Output all the records below, word for word.

Data for review START

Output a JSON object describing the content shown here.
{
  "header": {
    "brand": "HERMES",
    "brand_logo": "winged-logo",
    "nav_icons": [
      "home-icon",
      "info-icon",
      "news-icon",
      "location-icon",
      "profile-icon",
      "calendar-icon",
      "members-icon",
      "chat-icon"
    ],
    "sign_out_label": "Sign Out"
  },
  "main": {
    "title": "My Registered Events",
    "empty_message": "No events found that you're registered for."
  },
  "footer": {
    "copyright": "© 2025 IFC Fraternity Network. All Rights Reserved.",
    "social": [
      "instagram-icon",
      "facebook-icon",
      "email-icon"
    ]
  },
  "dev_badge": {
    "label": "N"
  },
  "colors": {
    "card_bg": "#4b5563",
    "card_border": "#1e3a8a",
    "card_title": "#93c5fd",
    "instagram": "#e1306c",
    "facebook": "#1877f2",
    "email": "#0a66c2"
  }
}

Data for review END

= Response below =
Output a JSON object describing the content shown here.
{
  "header": {
    "brand": "HERMES",
    "brand_logo": "winged-logo",
    "nav_icons": [
      "home-icon",
      "info-icon",
      "news-icon",
      "location-icon",
      "profile-icon",
      "calendar-icon",
      "members-icon",
      "chat-icon"
    ],
    "sign_out_label": "Sign Out"
  },
  "main": {
    "title": "My Registered Events",
    "empty_message": "No events found that you're registered for."
  },
  "footer": {
    "copyright": "© 2025 IFC Fraternity Network. All Rights Reserved.",
    "social": [
      "instagram-icon",
      "facebook-icon",
      "email-icon"
    ]
  },
  "dev_badge": {
    "label": "N"
  },
  "colors": {
    "card_bg": "#4b5563",
    "card_border": "#1e3a8a",
    "card_title": "#93c5fd",
    "instagram": "#e1306c",
    "facebook": "#1877f2",
    "email": "#0a66c2"
  }
}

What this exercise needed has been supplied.